> [Instructions to follow]: Please reproduce every entry, keeping each one exact.

(Excerpts from an interface dataset)
.....

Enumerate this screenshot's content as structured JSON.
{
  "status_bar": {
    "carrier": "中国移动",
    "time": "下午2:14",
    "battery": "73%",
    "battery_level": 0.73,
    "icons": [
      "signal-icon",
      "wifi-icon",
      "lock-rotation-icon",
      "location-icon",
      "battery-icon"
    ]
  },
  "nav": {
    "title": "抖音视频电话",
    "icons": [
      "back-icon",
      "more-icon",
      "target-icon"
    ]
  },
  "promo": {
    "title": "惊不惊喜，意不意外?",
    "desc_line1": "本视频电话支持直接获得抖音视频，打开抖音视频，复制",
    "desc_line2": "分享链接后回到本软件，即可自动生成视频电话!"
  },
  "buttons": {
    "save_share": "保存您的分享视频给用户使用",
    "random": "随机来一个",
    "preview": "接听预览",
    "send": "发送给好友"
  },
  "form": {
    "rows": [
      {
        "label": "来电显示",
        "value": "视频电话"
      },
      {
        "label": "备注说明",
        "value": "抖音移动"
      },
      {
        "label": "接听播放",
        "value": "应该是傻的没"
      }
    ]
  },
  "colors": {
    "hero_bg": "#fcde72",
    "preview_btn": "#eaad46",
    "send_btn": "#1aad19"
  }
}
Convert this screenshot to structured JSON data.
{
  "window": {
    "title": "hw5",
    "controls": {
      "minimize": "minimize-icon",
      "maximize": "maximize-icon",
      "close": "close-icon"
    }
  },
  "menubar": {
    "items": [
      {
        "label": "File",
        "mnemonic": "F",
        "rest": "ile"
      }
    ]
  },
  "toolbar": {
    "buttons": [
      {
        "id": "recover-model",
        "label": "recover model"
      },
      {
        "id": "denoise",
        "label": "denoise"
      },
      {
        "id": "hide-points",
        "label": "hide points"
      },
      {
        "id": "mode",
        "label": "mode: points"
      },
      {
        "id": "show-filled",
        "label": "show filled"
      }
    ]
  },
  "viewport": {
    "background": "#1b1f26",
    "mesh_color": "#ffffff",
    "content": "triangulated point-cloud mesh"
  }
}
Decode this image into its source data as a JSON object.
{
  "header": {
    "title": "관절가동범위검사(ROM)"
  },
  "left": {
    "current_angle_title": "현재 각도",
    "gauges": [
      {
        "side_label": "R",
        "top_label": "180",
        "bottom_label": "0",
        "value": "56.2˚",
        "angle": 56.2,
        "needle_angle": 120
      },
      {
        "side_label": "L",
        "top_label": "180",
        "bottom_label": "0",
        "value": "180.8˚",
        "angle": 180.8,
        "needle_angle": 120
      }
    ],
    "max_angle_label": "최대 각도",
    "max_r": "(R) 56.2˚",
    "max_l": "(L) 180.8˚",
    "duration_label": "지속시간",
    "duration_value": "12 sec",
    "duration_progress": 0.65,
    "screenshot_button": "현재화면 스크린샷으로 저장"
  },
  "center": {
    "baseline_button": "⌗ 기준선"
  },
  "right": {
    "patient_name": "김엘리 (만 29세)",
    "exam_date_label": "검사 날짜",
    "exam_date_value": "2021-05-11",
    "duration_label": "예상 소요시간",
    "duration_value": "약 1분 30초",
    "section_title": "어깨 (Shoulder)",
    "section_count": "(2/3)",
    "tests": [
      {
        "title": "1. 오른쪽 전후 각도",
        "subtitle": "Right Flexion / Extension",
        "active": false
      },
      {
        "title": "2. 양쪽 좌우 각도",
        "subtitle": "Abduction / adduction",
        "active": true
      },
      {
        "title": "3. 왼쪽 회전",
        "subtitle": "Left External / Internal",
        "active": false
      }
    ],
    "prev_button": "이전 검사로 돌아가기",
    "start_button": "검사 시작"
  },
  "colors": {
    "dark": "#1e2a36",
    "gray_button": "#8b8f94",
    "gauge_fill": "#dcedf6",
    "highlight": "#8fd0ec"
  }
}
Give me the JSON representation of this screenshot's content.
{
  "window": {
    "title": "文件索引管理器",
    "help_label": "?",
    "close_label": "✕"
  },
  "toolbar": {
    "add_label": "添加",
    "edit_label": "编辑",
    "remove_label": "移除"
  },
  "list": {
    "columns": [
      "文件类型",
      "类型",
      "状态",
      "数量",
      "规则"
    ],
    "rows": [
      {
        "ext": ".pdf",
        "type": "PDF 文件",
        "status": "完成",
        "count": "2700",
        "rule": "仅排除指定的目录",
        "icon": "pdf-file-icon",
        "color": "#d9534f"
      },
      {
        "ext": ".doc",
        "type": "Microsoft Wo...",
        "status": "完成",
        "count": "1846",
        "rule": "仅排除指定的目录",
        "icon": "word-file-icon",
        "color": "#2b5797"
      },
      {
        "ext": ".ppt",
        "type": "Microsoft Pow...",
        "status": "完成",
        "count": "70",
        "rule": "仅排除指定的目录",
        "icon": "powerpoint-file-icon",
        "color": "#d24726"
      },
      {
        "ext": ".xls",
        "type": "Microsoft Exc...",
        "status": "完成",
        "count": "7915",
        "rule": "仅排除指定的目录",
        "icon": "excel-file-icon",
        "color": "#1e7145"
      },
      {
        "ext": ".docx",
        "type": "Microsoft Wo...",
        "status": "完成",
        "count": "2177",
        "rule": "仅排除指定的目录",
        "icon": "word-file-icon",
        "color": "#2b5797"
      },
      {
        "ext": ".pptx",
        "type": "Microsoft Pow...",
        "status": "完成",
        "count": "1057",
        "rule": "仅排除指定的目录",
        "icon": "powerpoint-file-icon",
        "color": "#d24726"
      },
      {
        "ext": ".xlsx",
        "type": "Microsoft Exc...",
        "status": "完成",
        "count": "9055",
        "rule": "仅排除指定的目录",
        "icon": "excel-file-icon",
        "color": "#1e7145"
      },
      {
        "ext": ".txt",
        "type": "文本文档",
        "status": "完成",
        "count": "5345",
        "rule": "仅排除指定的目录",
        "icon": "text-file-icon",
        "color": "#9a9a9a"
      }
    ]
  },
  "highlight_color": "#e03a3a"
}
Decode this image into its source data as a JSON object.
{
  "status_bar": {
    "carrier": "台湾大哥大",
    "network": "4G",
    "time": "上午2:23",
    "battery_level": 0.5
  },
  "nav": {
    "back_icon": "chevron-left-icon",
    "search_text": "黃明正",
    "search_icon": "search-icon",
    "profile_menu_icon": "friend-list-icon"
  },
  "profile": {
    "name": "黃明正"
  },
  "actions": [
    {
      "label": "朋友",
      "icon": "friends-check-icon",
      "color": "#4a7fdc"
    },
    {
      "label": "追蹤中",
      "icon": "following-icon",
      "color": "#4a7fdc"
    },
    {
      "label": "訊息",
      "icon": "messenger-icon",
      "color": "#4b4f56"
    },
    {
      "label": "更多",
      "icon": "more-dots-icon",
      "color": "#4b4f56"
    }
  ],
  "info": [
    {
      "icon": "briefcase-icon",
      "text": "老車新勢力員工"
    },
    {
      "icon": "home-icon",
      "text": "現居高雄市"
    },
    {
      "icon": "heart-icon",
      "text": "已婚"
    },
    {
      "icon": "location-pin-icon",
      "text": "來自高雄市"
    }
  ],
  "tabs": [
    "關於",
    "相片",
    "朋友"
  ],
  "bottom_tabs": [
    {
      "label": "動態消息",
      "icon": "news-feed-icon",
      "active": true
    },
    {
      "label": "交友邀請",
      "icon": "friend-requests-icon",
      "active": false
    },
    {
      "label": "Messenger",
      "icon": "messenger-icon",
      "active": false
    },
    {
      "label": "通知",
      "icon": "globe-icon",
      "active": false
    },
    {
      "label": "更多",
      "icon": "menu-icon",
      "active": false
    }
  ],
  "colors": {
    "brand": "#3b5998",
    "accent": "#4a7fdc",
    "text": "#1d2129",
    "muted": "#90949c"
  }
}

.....

> [Output for this task]:
Enumerate this screenshot's content as structured JSON.
{
  "status_bar": {
    "carrier": "中国移动",
    "time": "下午2:14",
    "battery": "73%",
    "battery_level": 0.73,
    "icons": [
      "signal-icon",
      "wifi-icon",
      "lock-rotation-icon",
      "location-icon",
      "battery-icon"
    ]
  },
  "nav": {
    "title": "抖音视频电话",
    "icons": [
      "back-icon",
      "more-icon",
      "target-icon"
    ]
  },
  "promo": {
    "title": "惊不惊喜，意不意外?",
    "desc_line1": "本视频电话支持直接获得抖音视频，打开抖音视频，复制",
    "desc_line2": "分享链接后回到本软件，即可自动生成视频电话!"
  },
  "buttons": {
    "save_share": "保存您的分享视频给用户使用",
    "random": "随机来一个",
    "preview": "接听预览",
    "send": "发送给好友"
  },
  "form": {
    "rows": [
      {
        "label": "来电显示",
        "value": "视频电话"
      },
      {
        "label": "备注说明",
        "value": "抖音移动"
      },
      {
        "label": "接听播放",
        "value": "应该是傻的没"
      }
    ]
  },
  "colors": {
    "hero_bg": "#fcde72",
    "preview_btn": "#eaad46",
    "send_btn": "#1aad19"
  }
}
Convert this screenshot to structured JSON data.
{
  "window": {
    "title": "hw5",
    "controls": {
      "minimize": "minimize-icon",
      "maximize": "maximize-icon",
      "close": "close-icon"
    }
  },
  "menubar": {
    "items": [
      {
        "label": "File",
        "mnemonic": "F",
        "rest": "ile"
      }
    ]
  },
  "toolbar": {
    "buttons": [
      {
        "id": "recover-model",
        "label": "recover model"
      },
      {
        "id": "denoise",
        "label": "denoise"
      },
      {
        "id": "hide-points",
        "label": "hide points"
      },
      {
        "id": "mode",
        "label": "mode: points"
      },
      {
        "id": "show-filled",
        "label": "show filled"
      }
    ]
  },
  "viewport": {
    "background": "#1b1f26",
    "mesh_color": "#ffffff",
    "content": "triangulated point-cloud mesh"
  }
}
Decode this image into its source data as a JSON object.
{
  "header": {
    "title": "관절가동범위검사(ROM)"
  },
  "left": {
    "current_angle_title": "현재 각도",
    "gauges": [
      {
        "side_label": "R",
        "top_label": "180",
        "bottom_label": "0",
        "value": "56.2˚",
        "angle": 56.2,
        "needle_angle": 120
      },
      {
        "side_label": "L",
        "top_label": "180",
        "bottom_label": "0",
        "value": "180.8˚",
        "angle": 180.8,
        "needle_angle": 120
      }
    ],
    "max_angle_label": "최대 각도",
    "max_r": "(R) 56.2˚",
    "max_l": "(L) 180.8˚",
    "duration_label": "지속시간",
    "duration_value": "12 sec",
    "duration_progress": 0.65,
    "screenshot_button": "현재화면 스크린샷으로 저장"
  },
  "center": {
    "baseline_button": "⌗ 기준선"
  },
  "right": {
    "patient_name": "김엘리 (만 29세)",
    "exam_date_label": "검사 날짜",
    "exam_date_value": "2021-05-11",
    "duration_label": "예상 소요시간",
    "duration_value": "약 1분 30초",
    "section_title": "어깨 (Shoulder)",
    "section_count": "(2/3)",
    "tests": [
      {
        "title": "1. 오른쪽 전후 각도",
        "subtitle": "Right Flexion / Extension",
        "active": false
      },
      {
        "title": "2. 양쪽 좌우 각도",
        "subtitle": "Abduction / adduction",
        "active": true
      },
      {
        "title": "3. 왼쪽 회전",
        "subtitle": "Left External / Internal",
        "active": false
      }
    ],
    "prev_button": "이전 검사로 돌아가기",
    "start_button": "검사 시작"
  },
  "colors": {
    "dark": "#1e2a36",
    "gray_button": "#8b8f94",
    "gauge_fill": "#dcedf6",
    "highlight": "#8fd0ec"
  }
}
Give me the JSON representation of this screenshot's content.
{
  "window": {
    "title": "文件索引管理器",
    "help_label": "?",
    "close_label": "✕"
  },
  "toolbar": {
    "add_label": "添加",
    "edit_label": "编辑",
    "remove_label": "移除"
  },
  "list": {
    "columns": [
      "文件类型",
      "类型",
      "状态",
      "数量",
      "规则"
    ],
    "rows": [
      {
        "ext": ".pdf",
        "type": "PDF 文件",
        "status": "完成",
        "count": "2700",
        "rule": "仅排除指定的目录",
        "icon": "pdf-file-icon",
        "color": "#d9534f"
      },
      {
        "ext": ".doc",
        "type": "Microsoft Wo...",
        "status": "完成",
        "count": "1846",
        "rule": "仅排除指定的目录",
        "icon": "word-file-icon",
        "color": "#2b5797"
      },
      {
        "ext": ".ppt",
        "type": "Microsoft Pow...",
        "status": "完成",
        "count": "70",
        "rule": "仅排除指定的目录",
        "icon": "powerpoint-file-icon",
        "color": "#d24726"
      },
      {
        "ext": ".xls",
        "type": "Microsoft Exc...",
        "status": "完成",
        "count": "7915",
        "rule": "仅排除指定的目录",
        "icon": "excel-file-icon",
        "color": "#1e7145"
      },
      {
        "ext": ".docx",
        "type": "Microsoft Wo...",
        "status": "完成",
        "count": "2177",
        "rule": "仅排除指定的目录",
        "icon": "word-file-icon",
        "color": "#2b5797"
      },
      {
        "ext": ".pptx",
        "type": "Microsoft Pow...",
        "status": "完成",
        "count": "1057",
        "rule": "仅排除指定的目录",
        "icon": "powerpoint-file-icon",
        "color": "#d24726"
      },
      {
        "ext": ".xlsx",
        "type": "Microsoft Exc...",
        "status": "完成",
        "count": "9055",
        "rule": "仅排除指定的目录",
        "icon": "excel-file-icon",
        "color": "#1e7145"
      },
      {
        "ext": ".txt",
        "type": "文本文档",
        "status": "完成",
        "count": "5345",
        "rule": "仅排除指定的目录",
        "icon": "text-file-icon",
        "color": "#9a9a9a"
      }
    ]
  },
  "highlight_color": "#e03a3a"
}
Decode this image into its source data as a JSON object.
{
  "status_bar": {
    "carrier": "台湾大哥大",
    "network": "4G",
    "time": "上午2:23",
    "battery_level": 0.5
  },
  "nav": {
    "back_icon": "chevron-left-icon",
    "search_text": "黃明正",
    "search_icon": "search-icon",
    "profile_menu_icon": "friend-list-icon"
  },
  "profile": {
    "name": "黃明正"
  },
  "actions": [
    {
      "label": "朋友",
      "icon": "friends-check-icon",
      "color": "#4a7fdc"
    },
    {
      "label": "追蹤中",
      "icon": "following-icon",
      "color": "#4a7fdc"
    },
    {
      "label": "訊息",
      "icon": "messenger-icon",
      "color": "#4b4f56"
    },
    {
      "label": "更多",
      "icon": "more-dots-icon",
      "color": "#4b4f56"
    }
  ],
  "info": [
    {
      "icon": "briefcase-icon",
      "text": "老車新勢力員工"
    },
    {
      "icon": "home-icon",
      "text": "現居高雄市"
    },
    {
      "icon": "heart-icon",
      "text": "已婚"
    },
    {
      "icon": "location-pin-icon",
      "text": "來自高雄市"
    }
  ],
  "tabs": [
    "關於",
    "相片",
    "朋友"
  ],
  "bottom_tabs": [
    {
      "label": "動態消息",
      "icon": "news-feed-icon",
      "active": true
    },
    {
      "label": "交友邀請",
      "icon": "friend-requests-icon",
      "active": false
    },
    {
      "label": "Messenger",
      "icon": "messenger-icon",
      "active": false
    },
    {
      "label": "通知",
      "icon": "globe-icon",
      "active": false
    },
    {
      "label": "更多",
      "icon": "menu-icon",
      "active": false
    }
  ],
  "colors": {
    "brand": "#3b5998",
    "accent": "#4a7fdc",
    "text": "#1d2129",
    "muted": "#90949c"
  }
}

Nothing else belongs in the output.